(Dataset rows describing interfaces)
*** Block opens ***
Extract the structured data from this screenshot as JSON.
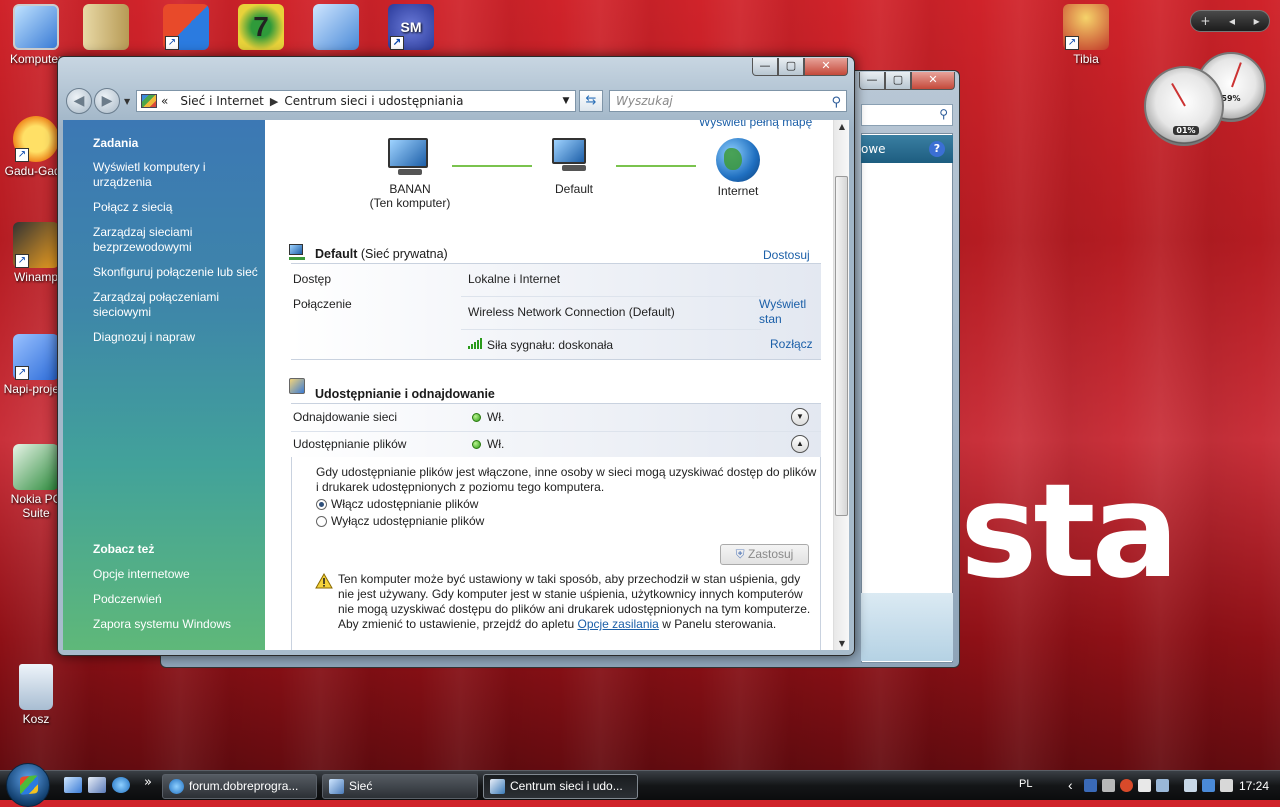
{
  "desktop": {
    "icons": [
      {
        "label": "Komputer",
        "color": "#3a7bd5"
      },
      {
        "label": "",
        "color": "#d6c28a"
      },
      {
        "label": "",
        "color": "#e84a2a"
      },
      {
        "label": "",
        "color": "#2f9a3a"
      },
      {
        "label": "",
        "color": "#4a8ad8"
      },
      {
        "label": "",
        "color": "#2a3a9a"
      },
      {
        "label": "Tibia",
        "color": "#e0b020"
      },
      {
        "label": "Gadu-Gadu",
        "color": "#f4c21e"
      },
      {
        "label": "Winamp",
        "color": "#f0a020"
      },
      {
        "label": "Napi-projekt",
        "color": "#2a6ad8"
      },
      {
        "label": "Nokia PC Suite",
        "color": "#2a8a3a"
      },
      {
        "label": "Kosz",
        "color": "#c8d8e8"
      }
    ],
    "wallpaper_text": "sta",
    "gadgets": {
      "cpu": "01%",
      "mem": "59%"
    }
  },
  "back_window": {
    "bar_text": "owe",
    "help": "?"
  },
  "window": {
    "caption_buttons": {
      "minimize": "—",
      "maximize": "▢",
      "close": "✕"
    },
    "nav": {
      "back": "◀",
      "forward": "▶",
      "dropdown": "▼"
    },
    "address": {
      "prefix": "«",
      "crumb1": "Sieć i Internet",
      "crumb2": "Centrum sieci i udostępniania",
      "sep": "▶",
      "dropdown": "▼"
    },
    "refresh": "⇆",
    "search_placeholder": "Wyszukaj",
    "search_icon": "⚲",
    "left_pane": {
      "tasks_title": "Zadania",
      "tasks": [
        "Wyświetl komputery i urządzenia",
        "Połącz z siecią",
        "Zarządzaj sieciami bezprzewodowymi",
        "Skonfiguruj połączenie lub sieć",
        "Zarządzaj połączeniami sieciowymi",
        "Diagnozuj i napraw"
      ],
      "see_also_title": "Zobacz też",
      "see_also": [
        "Opcje internetowe",
        "Podczerwień",
        "Zapora systemu Windows"
      ]
    },
    "content": {
      "full_map_link": "Wyświetl pełną mapę",
      "map": {
        "node1_name": "BANAN",
        "node1_sub": "(Ten komputer)",
        "node2_name": "Default",
        "node3_name": "Internet"
      },
      "network": {
        "name": "Default",
        "type": "(Sieć prywatna)",
        "customize": "Dostosuj",
        "access_label": "Dostęp",
        "access_value": "Lokalne i Internet",
        "connection_label": "Połączenie",
        "connection_value": "Wireless Network Connection (Default)",
        "view_status": "Wyświetl stan",
        "signal": "Siła sygnału: doskonała",
        "disconnect": "Rozłącz"
      },
      "sharing": {
        "title": "Udostępnianie i odnajdowanie",
        "discovery_label": "Odnajdowanie sieci",
        "discovery_value": "Wł.",
        "file_label": "Udostępnianie plików",
        "file_value": "Wł.",
        "expand_down": "▼",
        "expand_up": "▲",
        "description_line1": "Gdy udostępnianie plików jest włączone, inne osoby w sieci mogą uzyskiwać dostęp do plików",
        "description_line2": "i drukarek udostępnionych z poziomu tego komputera.",
        "option_on": "Włącz udostępnianie plików",
        "option_off": "Wyłącz udostępnianie plików",
        "selected_option": "option_on",
        "apply": "Zastosuj",
        "warning_line1": "Ten komputer może być ustawiony w taki sposób, aby przechodził w stan uśpienia, gdy",
        "warning_line2": "nie jest używany. Gdy komputer jest w stanie uśpienia, użytkownicy innych komputerów",
        "warning_line3": "nie mogą uzyskiwać dostępu do plików ani drukarek udostępnionych na tym komputerze.",
        "warning_line4_pre": "Aby zmienić to ustawienie, przejdź do apletu",
        "warning_link": "Opcje zasilania",
        "warning_line4_post": "w Panelu sterowania."
      }
    }
  },
  "taskbar": {
    "more": "»",
    "tasks": [
      {
        "label": "forum.dobreprogra...",
        "color": "#3a8ad8"
      },
      {
        "label": "Sieć",
        "color": "#4a7ab8"
      },
      {
        "label": "Centrum sieci i udo...",
        "color": "#3a7ab8"
      }
    ],
    "lang": "PL",
    "clock": "17:24",
    "tray_arrow": "‹"
  },
  "sidebar_controls": {
    "add": "+",
    "prev": "◂",
    "next": "▸"
  },
  "colors": {
    "accent": "#1b5fa8",
    "left_pane_top": "#3c78b4",
    "left_pane_bottom": "#5fb879",
    "status_green": "#2e9a16"
  }
}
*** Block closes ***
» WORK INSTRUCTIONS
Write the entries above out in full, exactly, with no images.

» TASK RESULT
Extract the structured data from this screenshot as JSON.
{
  "desktop": {
    "icons": [
      {
        "label": "Komputer",
        "color": "#3a7bd5"
      },
      {
        "label": "",
        "color": "#d6c28a"
      },
      {
        "label": "",
        "color": "#e84a2a"
      },
      {
        "label": "",
        "color": "#2f9a3a"
      },
      {
        "label": "",
        "color": "#4a8ad8"
      },
      {
        "label": "",
        "color": "#2a3a9a"
      },
      {
        "label": "Tibia",
        "color": "#e0b020"
      },
      {
        "label": "Gadu-Gadu",
        "color": "#f4c21e"
      },
      {
        "label": "Winamp",
        "color": "#f0a020"
      },
      {
        "label": "Napi-projekt",
        "color": "#2a6ad8"
      },
      {
        "label": "Nokia PC Suite",
        "color": "#2a8a3a"
      },
      {
        "label": "Kosz",
        "color": "#c8d8e8"
      }
    ],
    "wallpaper_text": "sta",
    "gadgets": {
      "cpu": "01%",
      "mem": "59%"
    }
  },
  "back_window": {
    "bar_text": "owe",
    "help": "?"
  },
  "window": {
    "caption_buttons": {
      "minimize": "—",
      "maximize": "▢",
      "close": "✕"
    },
    "nav": {
      "back": "◀",
      "forward": "▶",
      "dropdown": "▼"
    },
    "address": {
      "prefix": "«",
      "crumb1": "Sieć i Internet",
      "crumb2": "Centrum sieci i udostępniania",
      "sep": "▶",
      "dropdown": "▼"
    },
    "refresh": "⇆",
    "search_placeholder": "Wyszukaj",
    "search_icon": "⚲",
    "left_pane": {
      "tasks_title": "Zadania",
      "tasks": [
        "Wyświetl komputery i urządzenia",
        "Połącz z siecią",
        "Zarządzaj sieciami bezprzewodowymi",
        "Skonfiguruj połączenie lub sieć",
        "Zarządzaj połączeniami sieciowymi",
        "Diagnozuj i napraw"
      ],
      "see_also_title": "Zobacz też",
      "see_also": [
        "Opcje internetowe",
        "Podczerwień",
        "Zapora systemu Windows"
      ]
    },
    "content": {
      "full_map_link": "Wyświetl pełną mapę",
      "map": {
        "node1_name": "BANAN",
        "node1_sub": "(Ten komputer)",
        "node2_name": "Default",
        "node3_name": "Internet"
      },
      "network": {
        "name": "Default",
        "type": "(Sieć prywatna)",
        "customize": "Dostosuj",
        "access_label": "Dostęp",
        "access_value": "Lokalne i Internet",
        "connection_label": "Połączenie",
        "connection_value": "Wireless Network Connection (Default)",
        "view_status": "Wyświetl stan",
        "signal": "Siła sygnału: doskonała",
        "disconnect": "Rozłącz"
      },
      "sharing": {
        "title": "Udostępnianie i odnajdowanie",
        "discovery_label": "Odnajdowanie sieci",
        "discovery_value": "Wł.",
        "file_label": "Udostępnianie plików",
        "file_value": "Wł.",
        "expand_down": "▼",
        "expand_up": "▲",
        "description_line1": "Gdy udostępnianie plików jest włączone, inne osoby w sieci mogą uzyskiwać dostęp do plików",
        "description_line2": "i drukarek udostępnionych z poziomu tego komputera.",
        "option_on": "Włącz udostępnianie plików",
        "option_off": "Wyłącz udostępnianie plików",
        "selected_option": "option_on",
        "apply": "Zastosuj",
        "warning_line1": "Ten komputer może być ustawiony w taki sposób, aby przechodził w stan uśpienia, gdy",
        "warning_line2": "nie jest używany. Gdy komputer jest w stanie uśpienia, użytkownicy innych komputerów",
        "warning_line3": "nie mogą uzyskiwać dostępu do plików ani drukarek udostępnionych na tym komputerze.",
        "warning_line4_pre": "Aby zmienić to ustawienie, przejdź do apletu",
        "warning_link": "Opcje zasilania",
        "warning_line4_post": "w Panelu sterowania."
      }
    }
  },
  "taskbar": {
    "more": "»",
    "tasks": [
      {
        "label": "forum.dobreprogra...",
        "color": "#3a8ad8"
      },
      {
        "label": "Sieć",
        "color": "#4a7ab8"
      },
      {
        "label": "Centrum sieci i udo...",
        "color": "#3a7ab8"
      }
    ],
    "lang": "PL",
    "clock": "17:24",
    "tray_arrow": "‹"
  },
  "sidebar_controls": {
    "add": "+",
    "prev": "◂",
    "next": "▸"
  },
  "colors": {
    "accent": "#1b5fa8",
    "left_pane_top": "#3c78b4",
    "left_pane_bottom": "#5fb879",
    "status_green": "#2e9a16"
  }
}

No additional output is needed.